At the other end of the spectrum from litigation is Pro Se representation. Sometimes called “In Propria Persona” or “Pro Per” (from the Latin meaning “in one’s own person”), in this approach to divorce, either one or both parties choose not to hire a lawyer to represent them. The Latin term Pro Se translates as “on one’s own behalf”, meaning that the litigant is acting as his/her own attorney in a lawsuit – including self-representation in court. A pro se party is responsible for properly completing all relevant legal paperwork, remembering important court dates, doing his/her own research and discovery, and assuming any other responsibilities otherwise handled by a divorce lawyer.
Many people who opt for self-representation do so for the financial benefit of avoiding lawyer fees and to maintain complete control of their case; however, pro se parties face risks not shared by their represented peers. In addition to the extra stress of representing yourself at court appearances, you may struggle to understand the tax and legal implications of a property settlement, and may also fail to grasp the long-term consequences of the support agreement you’re negotiating. Pensions and retirement accounts are high-value marital assets, some of which have complex rules about how – or even if – they can be divided requiring expert advice and assistance.
If your divorce is straightforward, uncontested, you have no children or significant assets, and you are capable of doing thorough research and court preparation without assistance, pro se representation may be an appropriate option for you.
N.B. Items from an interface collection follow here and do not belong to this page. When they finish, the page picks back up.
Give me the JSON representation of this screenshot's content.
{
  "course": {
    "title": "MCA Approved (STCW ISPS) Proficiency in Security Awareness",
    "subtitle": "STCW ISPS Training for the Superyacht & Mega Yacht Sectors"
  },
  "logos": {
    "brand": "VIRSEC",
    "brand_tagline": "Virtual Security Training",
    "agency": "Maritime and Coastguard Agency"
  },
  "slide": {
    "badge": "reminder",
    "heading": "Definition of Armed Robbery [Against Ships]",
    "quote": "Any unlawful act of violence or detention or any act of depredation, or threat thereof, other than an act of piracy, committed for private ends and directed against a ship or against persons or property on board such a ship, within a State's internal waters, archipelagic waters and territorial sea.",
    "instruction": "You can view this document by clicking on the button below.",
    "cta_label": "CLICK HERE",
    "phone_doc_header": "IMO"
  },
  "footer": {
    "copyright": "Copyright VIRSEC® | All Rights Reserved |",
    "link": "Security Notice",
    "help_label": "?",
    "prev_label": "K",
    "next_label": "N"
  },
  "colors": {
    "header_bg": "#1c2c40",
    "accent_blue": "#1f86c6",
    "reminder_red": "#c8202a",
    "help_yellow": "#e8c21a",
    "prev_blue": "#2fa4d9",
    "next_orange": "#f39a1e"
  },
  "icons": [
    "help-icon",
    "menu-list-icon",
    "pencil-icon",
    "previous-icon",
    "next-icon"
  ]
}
However, if your divorce involves child custody or support, spousal support, significant property or pension division, then pro se is probably not the right choice for you.
Add A Comment